Though a change in the winds from Viking River, employers should keep in mind that PAGA suits are still significantly restricted in terms of relevant time period (1 year look-back period as opposed to 3 or 4 for class action claims), recovery for the named representative (only 25% of the penalties go the aggrieved employees—75% goes to the LWDA), and are subject to discretionary judicial reduction if the court finds the claimed penalty assessments, in the context of the case, would be unfair. In addition, even if employees bring PAGA claims in court despite having signed arbitration agreements, courts are free to exercise their discretion to voluntarily stay court actions pending the outcome of the employee’s individual claims in arbitration given that the arbitration decisions should legally bind the representative action in court.

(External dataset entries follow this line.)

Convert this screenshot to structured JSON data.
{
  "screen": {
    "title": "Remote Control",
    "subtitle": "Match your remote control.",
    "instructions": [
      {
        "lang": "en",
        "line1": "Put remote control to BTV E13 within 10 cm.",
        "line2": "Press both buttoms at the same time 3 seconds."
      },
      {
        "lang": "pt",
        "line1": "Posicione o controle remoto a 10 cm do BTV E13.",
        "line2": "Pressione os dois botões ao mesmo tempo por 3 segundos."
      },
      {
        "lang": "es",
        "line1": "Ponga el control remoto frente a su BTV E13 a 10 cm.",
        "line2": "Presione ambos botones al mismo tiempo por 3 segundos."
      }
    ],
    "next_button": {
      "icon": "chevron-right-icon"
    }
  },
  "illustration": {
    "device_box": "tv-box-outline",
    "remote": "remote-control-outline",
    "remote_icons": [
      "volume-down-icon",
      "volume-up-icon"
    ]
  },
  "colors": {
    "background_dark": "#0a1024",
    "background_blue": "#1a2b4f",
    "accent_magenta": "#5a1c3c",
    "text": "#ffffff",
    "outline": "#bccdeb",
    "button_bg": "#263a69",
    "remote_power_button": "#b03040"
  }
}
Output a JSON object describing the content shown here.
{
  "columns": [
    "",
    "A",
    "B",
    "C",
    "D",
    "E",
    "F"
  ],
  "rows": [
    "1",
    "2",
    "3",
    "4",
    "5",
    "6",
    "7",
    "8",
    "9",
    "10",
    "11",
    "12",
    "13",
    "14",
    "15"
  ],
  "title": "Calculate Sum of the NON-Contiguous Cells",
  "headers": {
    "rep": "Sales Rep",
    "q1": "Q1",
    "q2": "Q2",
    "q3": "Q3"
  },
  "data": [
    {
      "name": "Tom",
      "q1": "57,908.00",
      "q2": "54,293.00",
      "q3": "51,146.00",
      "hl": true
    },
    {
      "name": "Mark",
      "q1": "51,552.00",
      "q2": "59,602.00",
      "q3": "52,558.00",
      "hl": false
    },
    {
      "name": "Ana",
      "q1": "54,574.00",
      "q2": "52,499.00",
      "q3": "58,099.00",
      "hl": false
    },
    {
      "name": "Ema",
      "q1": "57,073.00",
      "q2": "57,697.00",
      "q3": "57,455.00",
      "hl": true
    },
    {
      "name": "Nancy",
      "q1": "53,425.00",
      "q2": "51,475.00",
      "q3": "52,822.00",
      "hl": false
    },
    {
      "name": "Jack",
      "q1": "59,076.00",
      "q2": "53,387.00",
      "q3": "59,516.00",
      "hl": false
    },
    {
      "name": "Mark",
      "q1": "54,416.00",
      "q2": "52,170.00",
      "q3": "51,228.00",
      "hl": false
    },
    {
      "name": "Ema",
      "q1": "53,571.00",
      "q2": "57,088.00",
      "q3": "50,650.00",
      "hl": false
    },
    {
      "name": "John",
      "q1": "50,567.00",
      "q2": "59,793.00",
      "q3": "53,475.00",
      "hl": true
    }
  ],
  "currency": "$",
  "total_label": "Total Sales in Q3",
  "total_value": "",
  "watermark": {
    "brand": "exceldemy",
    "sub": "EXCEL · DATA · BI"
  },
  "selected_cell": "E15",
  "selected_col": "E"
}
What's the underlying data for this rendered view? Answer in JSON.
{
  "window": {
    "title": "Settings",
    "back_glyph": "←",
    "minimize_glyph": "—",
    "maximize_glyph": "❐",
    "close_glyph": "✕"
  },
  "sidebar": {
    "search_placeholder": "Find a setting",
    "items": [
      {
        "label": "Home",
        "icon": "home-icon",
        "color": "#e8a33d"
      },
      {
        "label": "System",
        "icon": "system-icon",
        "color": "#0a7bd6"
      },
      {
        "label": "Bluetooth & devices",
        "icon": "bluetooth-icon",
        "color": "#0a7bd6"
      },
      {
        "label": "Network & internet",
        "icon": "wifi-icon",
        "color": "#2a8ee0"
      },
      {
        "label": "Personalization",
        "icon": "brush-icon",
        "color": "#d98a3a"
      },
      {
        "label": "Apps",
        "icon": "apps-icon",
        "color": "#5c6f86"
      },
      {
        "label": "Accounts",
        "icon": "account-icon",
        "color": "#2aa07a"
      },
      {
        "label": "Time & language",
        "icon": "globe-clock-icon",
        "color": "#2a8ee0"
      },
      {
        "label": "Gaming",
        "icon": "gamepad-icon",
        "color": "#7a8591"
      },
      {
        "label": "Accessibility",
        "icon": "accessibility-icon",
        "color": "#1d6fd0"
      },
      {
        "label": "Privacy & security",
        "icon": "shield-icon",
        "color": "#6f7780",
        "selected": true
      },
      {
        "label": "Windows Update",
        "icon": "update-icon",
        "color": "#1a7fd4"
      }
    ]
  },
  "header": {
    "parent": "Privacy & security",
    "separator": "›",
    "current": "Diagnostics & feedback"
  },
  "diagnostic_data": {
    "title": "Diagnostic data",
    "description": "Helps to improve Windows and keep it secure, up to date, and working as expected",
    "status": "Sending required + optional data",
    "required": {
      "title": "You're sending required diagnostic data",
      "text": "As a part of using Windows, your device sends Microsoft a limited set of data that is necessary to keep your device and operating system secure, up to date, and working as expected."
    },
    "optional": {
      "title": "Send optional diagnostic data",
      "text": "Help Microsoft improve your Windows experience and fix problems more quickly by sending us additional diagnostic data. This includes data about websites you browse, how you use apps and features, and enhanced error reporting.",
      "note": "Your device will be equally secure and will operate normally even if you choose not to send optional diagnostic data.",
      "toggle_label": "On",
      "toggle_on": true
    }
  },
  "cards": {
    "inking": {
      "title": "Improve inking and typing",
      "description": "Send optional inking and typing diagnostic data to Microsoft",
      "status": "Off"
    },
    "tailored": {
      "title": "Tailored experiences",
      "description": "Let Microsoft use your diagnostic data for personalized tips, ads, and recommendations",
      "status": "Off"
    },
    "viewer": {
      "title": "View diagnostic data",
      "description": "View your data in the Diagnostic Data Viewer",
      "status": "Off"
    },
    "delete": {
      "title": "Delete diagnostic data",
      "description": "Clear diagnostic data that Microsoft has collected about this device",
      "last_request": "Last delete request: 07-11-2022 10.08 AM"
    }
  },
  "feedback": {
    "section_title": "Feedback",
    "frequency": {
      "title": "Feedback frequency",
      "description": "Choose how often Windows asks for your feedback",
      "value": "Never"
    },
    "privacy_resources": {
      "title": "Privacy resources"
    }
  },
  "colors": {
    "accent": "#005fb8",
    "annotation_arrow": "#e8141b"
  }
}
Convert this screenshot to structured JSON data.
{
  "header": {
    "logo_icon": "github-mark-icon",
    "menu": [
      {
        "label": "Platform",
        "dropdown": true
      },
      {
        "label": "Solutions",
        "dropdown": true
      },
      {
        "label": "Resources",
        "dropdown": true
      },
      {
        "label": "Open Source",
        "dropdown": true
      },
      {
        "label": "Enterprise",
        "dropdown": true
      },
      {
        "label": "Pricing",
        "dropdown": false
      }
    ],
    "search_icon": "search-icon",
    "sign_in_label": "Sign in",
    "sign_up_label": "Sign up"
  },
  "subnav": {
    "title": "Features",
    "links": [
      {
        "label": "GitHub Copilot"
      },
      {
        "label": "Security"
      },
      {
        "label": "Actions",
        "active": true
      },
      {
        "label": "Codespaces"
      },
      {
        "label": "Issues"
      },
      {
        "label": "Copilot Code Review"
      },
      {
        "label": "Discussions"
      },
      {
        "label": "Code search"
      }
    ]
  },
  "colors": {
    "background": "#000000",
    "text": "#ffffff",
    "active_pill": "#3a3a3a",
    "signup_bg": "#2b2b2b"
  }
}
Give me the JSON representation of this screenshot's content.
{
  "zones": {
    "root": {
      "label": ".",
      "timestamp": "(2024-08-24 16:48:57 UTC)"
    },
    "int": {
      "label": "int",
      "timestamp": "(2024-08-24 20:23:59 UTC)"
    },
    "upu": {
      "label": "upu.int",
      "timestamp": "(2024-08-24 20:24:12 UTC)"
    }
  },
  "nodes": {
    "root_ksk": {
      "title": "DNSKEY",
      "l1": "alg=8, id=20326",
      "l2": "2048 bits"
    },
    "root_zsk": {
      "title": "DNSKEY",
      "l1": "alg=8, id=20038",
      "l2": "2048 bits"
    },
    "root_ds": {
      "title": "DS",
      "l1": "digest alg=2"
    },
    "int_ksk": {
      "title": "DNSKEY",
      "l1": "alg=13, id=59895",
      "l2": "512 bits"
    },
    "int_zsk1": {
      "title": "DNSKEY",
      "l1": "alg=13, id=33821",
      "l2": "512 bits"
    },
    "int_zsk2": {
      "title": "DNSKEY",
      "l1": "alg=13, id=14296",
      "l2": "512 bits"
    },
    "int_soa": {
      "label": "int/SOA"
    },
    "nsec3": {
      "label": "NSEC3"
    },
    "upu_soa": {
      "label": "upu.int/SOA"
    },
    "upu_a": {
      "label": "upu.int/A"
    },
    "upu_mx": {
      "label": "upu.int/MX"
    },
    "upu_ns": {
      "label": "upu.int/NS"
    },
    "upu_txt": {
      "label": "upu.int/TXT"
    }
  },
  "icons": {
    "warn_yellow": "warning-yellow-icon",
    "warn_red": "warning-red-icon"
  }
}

Key Points for Employers
The best way for California employers to mitigate the risk posed by PAGA is to avoid wage and hour violations. Towards that end, employers should consider:
- Auditing their wage and hour policies and practices to ensure they comply with the Labor Code;
- Conducting supervisor and human resources refresher training on employer policies to ensure consistency and compliance in practice;
- Reviewing arbitration agreements with counsel to ensure they track with current law, including Viking River and Adolph; and
- Assessing PAGA liability quickly and efficiently with legal counsel upon receiving notice of a PAGA claim to determine whether corrective action is recommended, and whether compelling arbitration in a specific case is the most cost-efficient approach.
Our Mintz California-based Employment team is available to assist with strategies and insight for employers with California employees.